# TASK DETAILS
Here the job is to restate every entry word for word.

Entries taken from a collection
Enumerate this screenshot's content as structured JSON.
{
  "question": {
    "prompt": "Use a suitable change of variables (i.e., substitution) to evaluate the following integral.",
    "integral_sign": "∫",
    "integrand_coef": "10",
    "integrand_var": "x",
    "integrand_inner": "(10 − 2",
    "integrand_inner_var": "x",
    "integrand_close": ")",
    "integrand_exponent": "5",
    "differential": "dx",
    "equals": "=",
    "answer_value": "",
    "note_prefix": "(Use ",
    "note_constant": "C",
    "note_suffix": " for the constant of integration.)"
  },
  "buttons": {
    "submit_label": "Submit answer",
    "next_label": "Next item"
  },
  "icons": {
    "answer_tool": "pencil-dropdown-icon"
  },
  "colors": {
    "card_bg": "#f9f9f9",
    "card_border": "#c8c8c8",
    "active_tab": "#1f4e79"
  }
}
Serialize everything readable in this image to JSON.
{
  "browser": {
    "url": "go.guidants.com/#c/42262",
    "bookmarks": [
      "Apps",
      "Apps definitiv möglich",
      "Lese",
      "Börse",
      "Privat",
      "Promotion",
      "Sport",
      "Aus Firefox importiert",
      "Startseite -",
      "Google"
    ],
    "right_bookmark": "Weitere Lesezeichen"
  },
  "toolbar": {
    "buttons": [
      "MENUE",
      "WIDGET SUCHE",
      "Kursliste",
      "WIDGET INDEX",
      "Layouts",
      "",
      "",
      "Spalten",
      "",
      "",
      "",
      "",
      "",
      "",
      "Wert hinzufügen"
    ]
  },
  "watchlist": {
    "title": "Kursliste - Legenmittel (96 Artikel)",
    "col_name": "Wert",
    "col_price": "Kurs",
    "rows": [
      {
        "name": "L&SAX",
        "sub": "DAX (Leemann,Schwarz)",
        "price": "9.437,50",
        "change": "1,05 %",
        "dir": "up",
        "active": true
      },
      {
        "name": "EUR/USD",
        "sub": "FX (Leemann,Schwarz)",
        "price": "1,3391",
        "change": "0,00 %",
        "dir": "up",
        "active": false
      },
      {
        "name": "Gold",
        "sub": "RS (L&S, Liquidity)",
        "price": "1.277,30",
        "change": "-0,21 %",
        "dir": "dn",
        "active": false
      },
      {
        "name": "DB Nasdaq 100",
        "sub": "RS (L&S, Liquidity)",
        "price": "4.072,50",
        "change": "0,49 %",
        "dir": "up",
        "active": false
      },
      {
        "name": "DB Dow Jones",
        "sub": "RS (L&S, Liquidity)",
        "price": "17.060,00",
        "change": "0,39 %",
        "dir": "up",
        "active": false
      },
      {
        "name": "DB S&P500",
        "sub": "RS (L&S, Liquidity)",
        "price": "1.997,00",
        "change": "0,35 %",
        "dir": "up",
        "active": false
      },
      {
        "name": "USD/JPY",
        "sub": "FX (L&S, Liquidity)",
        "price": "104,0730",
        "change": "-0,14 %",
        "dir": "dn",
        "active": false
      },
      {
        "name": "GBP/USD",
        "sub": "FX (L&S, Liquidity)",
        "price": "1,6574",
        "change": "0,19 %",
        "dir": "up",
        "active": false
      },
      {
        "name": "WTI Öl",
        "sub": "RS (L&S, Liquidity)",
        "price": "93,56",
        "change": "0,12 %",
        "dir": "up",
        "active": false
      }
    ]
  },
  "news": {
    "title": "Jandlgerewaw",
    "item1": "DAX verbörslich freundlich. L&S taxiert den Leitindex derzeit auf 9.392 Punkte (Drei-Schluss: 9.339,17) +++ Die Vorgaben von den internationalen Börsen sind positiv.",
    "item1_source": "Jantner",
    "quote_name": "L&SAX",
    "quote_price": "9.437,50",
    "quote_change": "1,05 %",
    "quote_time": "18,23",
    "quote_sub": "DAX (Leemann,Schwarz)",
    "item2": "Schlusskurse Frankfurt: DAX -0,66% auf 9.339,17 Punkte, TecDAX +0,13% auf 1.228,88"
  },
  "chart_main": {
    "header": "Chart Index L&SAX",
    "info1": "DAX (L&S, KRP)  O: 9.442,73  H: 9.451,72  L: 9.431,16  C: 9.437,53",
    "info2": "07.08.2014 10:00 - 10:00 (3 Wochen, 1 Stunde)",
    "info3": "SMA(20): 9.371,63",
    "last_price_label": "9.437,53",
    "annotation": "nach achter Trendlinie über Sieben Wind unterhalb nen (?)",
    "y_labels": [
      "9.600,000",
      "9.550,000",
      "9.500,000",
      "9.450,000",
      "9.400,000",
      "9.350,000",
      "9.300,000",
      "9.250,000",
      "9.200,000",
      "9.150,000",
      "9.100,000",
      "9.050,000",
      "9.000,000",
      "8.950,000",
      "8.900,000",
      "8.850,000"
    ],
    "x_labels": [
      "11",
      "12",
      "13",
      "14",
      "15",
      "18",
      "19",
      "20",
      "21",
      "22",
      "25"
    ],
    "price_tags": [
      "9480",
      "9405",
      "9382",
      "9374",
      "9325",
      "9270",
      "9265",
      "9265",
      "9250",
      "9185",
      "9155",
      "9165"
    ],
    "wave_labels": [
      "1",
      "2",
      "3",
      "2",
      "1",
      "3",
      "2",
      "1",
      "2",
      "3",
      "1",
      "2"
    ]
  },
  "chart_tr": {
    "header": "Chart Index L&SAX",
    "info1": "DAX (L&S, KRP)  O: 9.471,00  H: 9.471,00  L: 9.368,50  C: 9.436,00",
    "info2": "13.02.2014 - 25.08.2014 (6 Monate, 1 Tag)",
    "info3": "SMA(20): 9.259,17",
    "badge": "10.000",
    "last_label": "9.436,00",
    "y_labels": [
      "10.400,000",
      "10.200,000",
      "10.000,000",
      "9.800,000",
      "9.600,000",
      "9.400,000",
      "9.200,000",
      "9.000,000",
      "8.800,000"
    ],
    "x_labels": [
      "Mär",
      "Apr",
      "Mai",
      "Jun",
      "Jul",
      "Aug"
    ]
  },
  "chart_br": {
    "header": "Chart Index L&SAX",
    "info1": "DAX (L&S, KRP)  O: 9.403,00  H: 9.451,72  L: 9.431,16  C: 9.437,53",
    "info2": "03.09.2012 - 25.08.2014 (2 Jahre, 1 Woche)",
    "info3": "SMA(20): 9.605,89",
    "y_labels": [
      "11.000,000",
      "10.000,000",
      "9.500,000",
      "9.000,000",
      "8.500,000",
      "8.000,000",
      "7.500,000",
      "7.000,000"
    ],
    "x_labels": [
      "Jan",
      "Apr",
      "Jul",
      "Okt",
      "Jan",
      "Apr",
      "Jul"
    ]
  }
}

# TASK RESULT
Enumerate this screenshot's content as structured JSON.
{
  "question": {
    "prompt": "Use a suitable change of variables (i.e., substitution) to evaluate the following integral.",
    "integral_sign": "∫",
    "integrand_coef": "10",
    "integrand_var": "x",
    "integrand_inner": "(10 − 2",
    "integrand_inner_var": "x",
    "integrand_close": ")",
    "integrand_exponent": "5",
    "differential": "dx",
    "equals": "=",
    "answer_value": "",
    "note_prefix": "(Use ",
    "note_constant": "C",
    "note_suffix": " for the constant of integration.)"
  },
  "buttons": {
    "submit_label": "Submit answer",
    "next_label": "Next item"
  },
  "icons": {
    "answer_tool": "pencil-dropdown-icon"
  },
  "colors": {
    "card_bg": "#f9f9f9",
    "card_border": "#c8c8c8",
    "active_tab": "#1f4e79"
  }
}
Serialize everything readable in this image to JSON.
{
  "browser": {
    "url": "go.guidants.com/#c/42262",
    "bookmarks": [
      "Apps",
      "Apps definitiv möglich",
      "Lese",
      "Börse",
      "Privat",
      "Promotion",
      "Sport",
      "Aus Firefox importiert",
      "Startseite -",
      "Google"
    ],
    "right_bookmark": "Weitere Lesezeichen"
  },
  "toolbar": {
    "buttons": [
      "MENUE",
      "WIDGET SUCHE",
      "Kursliste",
      "WIDGET INDEX",
      "Layouts",
      "",
      "",
      "Spalten",
      "",
      "",
      "",
      "",
      "",
      "",
      "Wert hinzufügen"
    ]
  },
  "watchlist": {
    "title": "Kursliste - Legenmittel (96 Artikel)",
    "col_name": "Wert",
    "col_price": "Kurs",
    "rows": [
      {
        "name": "L&SAX",
        "sub": "DAX (Leemann,Schwarz)",
        "price": "9.437,50",
        "change": "1,05 %",
        "dir": "up",
        "active": true
      },
      {
        "name": "EUR/USD",
        "sub": "FX (Leemann,Schwarz)",
        "price": "1,3391",
        "change": "0,00 %",
        "dir": "up",
        "active": false
      },
      {
        "name": "Gold",
        "sub": "RS (L&S, Liquidity)",
        "price": "1.277,30",
        "change": "-0,21 %",
        "dir": "dn",
        "active": false
      },
      {
        "name": "DB Nasdaq 100",
        "sub": "RS (L&S, Liquidity)",
        "price": "4.072,50",
        "change": "0,49 %",
        "dir": "up",
        "active": false
      },
      {
        "name": "DB Dow Jones",
        "sub": "RS (L&S, Liquidity)",
        "price": "17.060,00",
        "change": "0,39 %",
        "dir": "up",
        "active": false
      },
      {
        "name": "DB S&P500",
        "sub": "RS (L&S, Liquidity)",
        "price": "1.997,00",
        "change": "0,35 %",
        "dir": "up",
        "active": false
      },
      {
        "name": "USD/JPY",
        "sub": "FX (L&S, Liquidity)",
        "price": "104,0730",
        "change": "-0,14 %",
        "dir": "dn",
        "active": false
      },
      {
        "name": "GBP/USD",
        "sub": "FX (L&S, Liquidity)",
        "price": "1,6574",
        "change": "0,19 %",
        "dir": "up",
        "active": false
      },
      {
        "name": "WTI Öl",
        "sub": "RS (L&S, Liquidity)",
        "price": "93,56",
        "change": "0,12 %",
        "dir": "up",
        "active": false
      }
    ]
  },
  "news": {
    "title": "Jandlgerewaw",
    "item1": "DAX verbörslich freundlich. L&S taxiert den Leitindex derzeit auf 9.392 Punkte (Drei-Schluss: 9.339,17) +++ Die Vorgaben von den internationalen Börsen sind positiv.",
    "item1_source": "Jantner",
    "quote_name": "L&SAX",
    "quote_price": "9.437,50",
    "quote_change": "1,05 %",
    "quote_time": "18,23",
    "quote_sub": "DAX (Leemann,Schwarz)",
    "item2": "Schlusskurse Frankfurt: DAX -0,66% auf 9.339,17 Punkte, TecDAX +0,13% auf 1.228,88"
  },
  "chart_main": {
    "header": "Chart Index L&SAX",
    "info1": "DAX (L&S, KRP)  O: 9.442,73  H: 9.451,72  L: 9.431,16  C: 9.437,53",
    "info2": "07.08.2014 10:00 - 10:00 (3 Wochen, 1 Stunde)",
    "info3": "SMA(20): 9.371,63",
    "last_price_label": "9.437,53",
    "annotation": "nach achter Trendlinie über Sieben Wind unterhalb nen (?)",
    "y_labels": [
      "9.600,000",
      "9.550,000",
      "9.500,000",
      "9.450,000",
      "9.400,000",
      "9.350,000",
      "9.300,000",
      "9.250,000",
      "9.200,000",
      "9.150,000",
      "9.100,000",
      "9.050,000",
      "9.000,000",
      "8.950,000",
      "8.900,000",
      "8.850,000"
    ],
    "x_labels": [
      "11",
      "12",
      "13",
      "14",
      "15",
      "18",
      "19",
      "20",
      "21",
      "22",
      "25"
    ],
    "price_tags": [
      "9480",
      "9405",
      "9382",
      "9374",
      "9325",
      "9270",
      "9265",
      "9265",
      "9250",
      "9185",
      "9155",
      "9165"
    ],
    "wave_labels": [
      "1",
      "2",
      "3",
      "2",
      "1",
      "3",
      "2",
      "1",
      "2",
      "3",
      "1",
      "2"
    ]
  },
  "chart_tr": {
    "header": "Chart Index L&SAX",
    "info1": "DAX (L&S, KRP)  O: 9.471,00  H: 9.471,00  L: 9.368,50  C: 9.436,00",
    "info2": "13.02.2014 - 25.08.2014 (6 Monate, 1 Tag)",
    "info3": "SMA(20): 9.259,17",
    "badge": "10.000",
    "last_label": "9.436,00",
    "y_labels": [
      "10.400,000",
      "10.200,000",
      "10.000,000",
      "9.800,000",
      "9.600,000",
      "9.400,000",
      "9.200,000",
      "9.000,000",
      "8.800,000"
    ],
    "x_labels": [
      "Mär",
      "Apr",
      "Mai",
      "Jun",
      "Jul",
      "Aug"
    ]
  },
  "chart_br": {
    "header": "Chart Index L&SAX",
    "info1": "DAX (L&S, KRP)  O: 9.403,00  H: 9.451,72  L: 9.431,16  C: 9.437,53",
    "info2": "03.09.2012 - 25.08.2014 (2 Jahre, 1 Woche)",
    "info3": "SMA(20): 9.605,89",
    "y_labels": [
      "11.000,000",
      "10.000,000",
      "9.500,000",
      "9.000,000",
      "8.500,000",
      "8.000,000",
      "7.500,000",
      "7.000,000"
    ],
    "x_labels": [
      "Jan",
      "Apr",
      "Jul",
      "Okt",
      "Jan",
      "Apr",
      "Jul"
    ]
  }
}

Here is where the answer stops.